____ Source data

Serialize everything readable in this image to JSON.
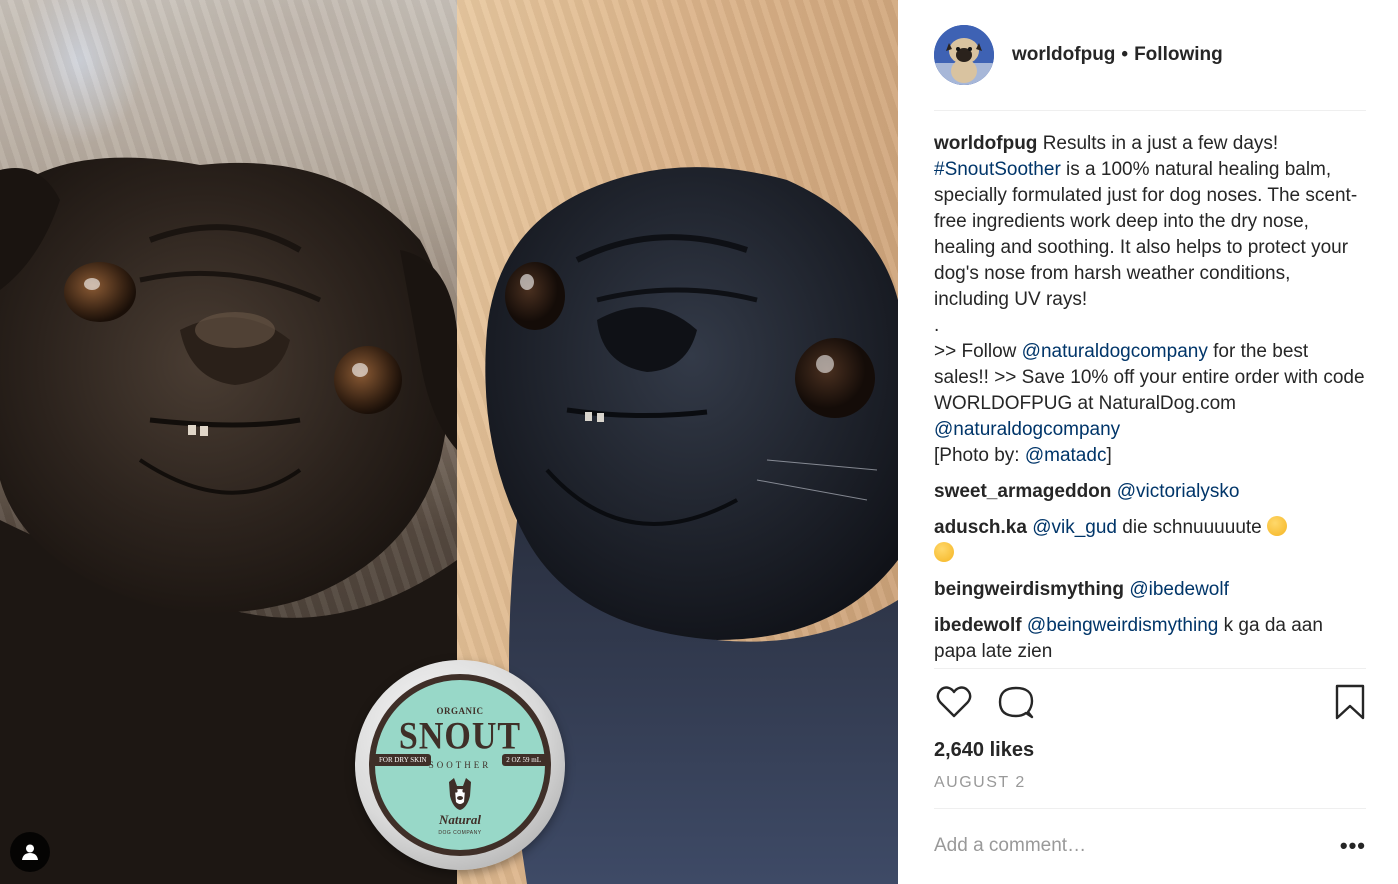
{
  "header": {
    "username": "worldofpug",
    "separator": "•",
    "follow_status": "Following"
  },
  "caption": {
    "username": "worldofpug",
    "text_1": " Results in a just a few days! ",
    "hashtag": "#SnoutSoother",
    "text_2": " is a 100% natural healing balm, specially formulated just for dog noses. The scent-free ingredients work deep into the dry nose, healing and soothing. It also helps to protect your dog's nose from harsh weather conditions, including UV rays!",
    "dot": ".",
    "text_3": ">> Follow ",
    "mention_1": "@naturaldogcompany",
    "text_4": " for the best sales!! >> Save 10% off your entire order with code WORLDOFPUG at NaturalDog.com ",
    "mention_2": "@naturaldogcompany",
    "text_5": "[Photo by: ",
    "mention_3": "@matadc",
    "text_6": "]"
  },
  "comments": [
    {
      "username": "sweet_armageddon",
      "mention": "@victorialysko",
      "text": ""
    },
    {
      "username": "adusch.ka",
      "mention": "@vik_gud",
      "text": " die schnuuuuute "
    },
    {
      "username": "beingweirdismything",
      "mention": "@ibedewolf",
      "text": ""
    },
    {
      "username": "ibedewolf",
      "mention": "@beingweirdismything",
      "text": " k ga da aan papa late zien"
    }
  ],
  "likes": "2,640 likes",
  "date": "AUGUST 2",
  "add_comment": {
    "placeholder": "Add a comment…"
  },
  "more": "•••",
  "product": {
    "organic": "ORGANIC",
    "name": "SNOUT",
    "sub": "SOOTHER",
    "left_label": "FOR DRY SKIN",
    "right_label": "2 OZ 59 mL",
    "brand": "Natural",
    "brand_sub": "DOG COMPANY"
  },
  "colors": {
    "link": "#003569",
    "muted": "#999999",
    "text": "#262626",
    "tin_label": "#98d8c8"
  }
}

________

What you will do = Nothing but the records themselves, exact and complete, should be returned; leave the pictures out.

Completed exercise =
Serialize everything readable in this image to JSON.
{
  "header": {
    "username": "worldofpug",
    "separator": "•",
    "follow_status": "Following"
  },
  "caption": {
    "username": "worldofpug",
    "text_1": " Results in a just a few days! ",
    "hashtag": "#SnoutSoother",
    "text_2": " is a 100% natural healing balm, specially formulated just for dog noses. The scent-free ingredients work deep into the dry nose, healing and soothing. It also helps to protect your dog's nose from harsh weather conditions, including UV rays!",
    "dot": ".",
    "text_3": ">> Follow ",
    "mention_1": "@naturaldogcompany",
    "text_4": " for the best sales!! >> Save 10% off your entire order with code WORLDOFPUG at NaturalDog.com ",
    "mention_2": "@naturaldogcompany",
    "text_5": "[Photo by: ",
    "mention_3": "@matadc",
    "text_6": "]"
  },
  "comments": [
    {
      "username": "sweet_armageddon",
      "mention": "@victorialysko",
      "text": ""
    },
    {
      "username": "adusch.ka",
      "mention": "@vik_gud",
      "text": " die schnuuuuute "
    },
    {
      "username": "beingweirdismything",
      "mention": "@ibedewolf",
      "text": ""
    },
    {
      "username": "ibedewolf",
      "mention": "@beingweirdismything",
      "text": " k ga da aan papa late zien"
    }
  ],
  "likes": "2,640 likes",
  "date": "AUGUST 2",
  "add_comment": {
    "placeholder": "Add a comment…"
  },
  "more": "•••",
  "product": {
    "organic": "ORGANIC",
    "name": "SNOUT",
    "sub": "SOOTHER",
    "left_label": "FOR DRY SKIN",
    "right_label": "2 OZ 59 mL",
    "brand": "Natural",
    "brand_sub": "DOG COMPANY"
  },
  "colors": {
    "link": "#003569",
    "muted": "#999999",
    "text": "#262626",
    "tin_label": "#98d8c8"
  }
}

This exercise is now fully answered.